The union is doing well financially and the pension and benefit plans are on solid footing, business manager Mike Gallagher told a general membership meeting Sept. 24 at head office in Oakville. “The health of the union is excellent,” he said in his remarks, noting that the number of active and retired members has surpassed […]
The union is doing well financially and the pension and benefit plans are on solid footing, business manager Mike Gallagher told a general membership meeting Sept. 24 at head office in Oakville.
“The health of the union is excellent,” he said in his remarks, noting that the number of active and retired members has surpassed the 14,500 mark, up from 8,500 11 years ago.
“That growth opens up opportunities for us to do other things because it brings more revenue into the local so we can expand. It won’t be long before we surpass 15,000.”
Gallagher said the union’s consolidated assets were $103 million, and members’ equity was $96.7 million as of June 30, up 10.2 per cent from the prior year.
Members are working on a number of large projects in the province, he said, one being the $5.3-billion Eglinton Crosstown in Toronto.
He said work is also under way on the $1.2-billion Highway 407 East extension project and a $12.8-billion refurbishment project at Darlington, work is expected to start on the Gordie Howe International Bridge project in 2018 and on a $13-billion refurbishment at Bruce Power in 2020, and a road into the Ring of Fire has been approved.
Gallagher said the pension plan, meanwhile, has surpassed the $2.5-billion mark and is on stable footing.
“Our pension plan is very solid and as strong as any of the government plans that are out there.”
While it took several years for the plan to fully recover from the recession in 2008, the plan is now doing well and on track to have another positive year, he said.
In 2016, the plan earned 10.7 per cent, up from 5.8 per cent in 2015.
Gallagher said trustees, acting on information from the actuary that advised the plan is in good shape, have made unreduced early retirement at age 60 a permanent feature. This means members can retire between age 60 and 65 with an unreduced pension.
The change has been approved by the Financial Services Commission of Ontario.
“It does not need trustee consent and isn’t based on whether we have a good or bad year,” said Gallagher.
The benefits plan, meanwhile, he said, collected $64 million in contributions and investment income in 2016 and paid out $62 million, while costs of the plan increased by 5.6 per cent in 2016 over 2015.
Gallagher said prescription drugs account for 30.9 per cent and dental procedures account for 24.8 per cent of claims and the top prescribed drugs are Humira and Remicade for arthritis.
Gallagher said the executive board recently approved the purchase of 6.14 acres of property next to head office from Procor Ltd. and eventually will tear down an existing building on the site.
For the time being, he said, Procor has leased half of the space back until December and another company is also renting space for two years.

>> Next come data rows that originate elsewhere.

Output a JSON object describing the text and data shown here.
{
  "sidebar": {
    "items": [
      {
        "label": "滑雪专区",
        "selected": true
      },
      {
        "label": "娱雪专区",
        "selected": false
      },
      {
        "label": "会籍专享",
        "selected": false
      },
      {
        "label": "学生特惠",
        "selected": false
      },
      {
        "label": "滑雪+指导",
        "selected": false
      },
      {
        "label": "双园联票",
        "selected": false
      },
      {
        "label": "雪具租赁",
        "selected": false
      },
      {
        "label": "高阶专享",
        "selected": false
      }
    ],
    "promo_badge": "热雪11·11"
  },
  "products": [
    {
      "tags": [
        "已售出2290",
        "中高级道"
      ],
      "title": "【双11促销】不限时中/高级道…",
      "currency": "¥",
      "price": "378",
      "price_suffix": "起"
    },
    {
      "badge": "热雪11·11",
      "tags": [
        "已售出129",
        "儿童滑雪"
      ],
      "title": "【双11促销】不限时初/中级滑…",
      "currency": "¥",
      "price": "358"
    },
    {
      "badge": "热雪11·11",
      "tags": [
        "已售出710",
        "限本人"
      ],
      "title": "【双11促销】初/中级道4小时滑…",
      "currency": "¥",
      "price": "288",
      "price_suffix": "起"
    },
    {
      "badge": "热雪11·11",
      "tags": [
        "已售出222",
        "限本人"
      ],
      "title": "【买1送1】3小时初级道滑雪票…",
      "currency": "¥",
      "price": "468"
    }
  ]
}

Gallagher said construction will start in the spring on expansion of the banquet hall next to head office and, when completed, the facility will be 70 per cent larger with capacity for 750 people.
On the training front, he said the OETIO has erected a Liebherr 85 EC-B5 tower crane at the Oakville campus, which will enable students to be trained in top- and bottom-climbing procedures.
“There’s no other training institute in the world that offers this training,” he noted.
The OETIO, he said, has also completed a simulation lab at the campus in Morrisburg and has added to its fleet of simulators with various training scenarios.
Gallagher said the OETIO has purchased a 50-ton Liebherr duty-cyle crane that is scheduled to be delivered to Oakville by the end of October.
On the organizing front, he said the union is attempting to organize Baffinland, a large mining company in the Territory of Nunavut.
He said the union charter was expanded to include the Nunavut and it is incumbent on Local 793 to represent workers in the area.
He said staff and organizers have been at trade shows and are getting to know the people and lay of the land in Nunavut.
“It’s not one of those things that’s going to happen overnight,” he said. “But we’re determined.”
Gallagher said the union has been training Inuit on a fee-payer basis for more than 10 years and found they are very hard-working people and excellent operators.
“I’m hopeful that it will all come together at one point. This is going to be an ongoing thing.”
As for the future, Gallagher said a provincial election is on the horizon for next spring and, although some members might be frustrated at Liberal Premier Kathleen Wynne, PC leader Patrick Brown and the Conservatives are very dangerous.
“A lot of them seem to be the same as the extreme Republicans in the U.S.”
Gallagher said Ontario needs a government that does the right things, not a government based on an ideology.
“We want people that are rational in government.”
Gallagher advised members to vote for a Liberal or NDP candidate who is friendly to the Operating Engineers in the upcoming election.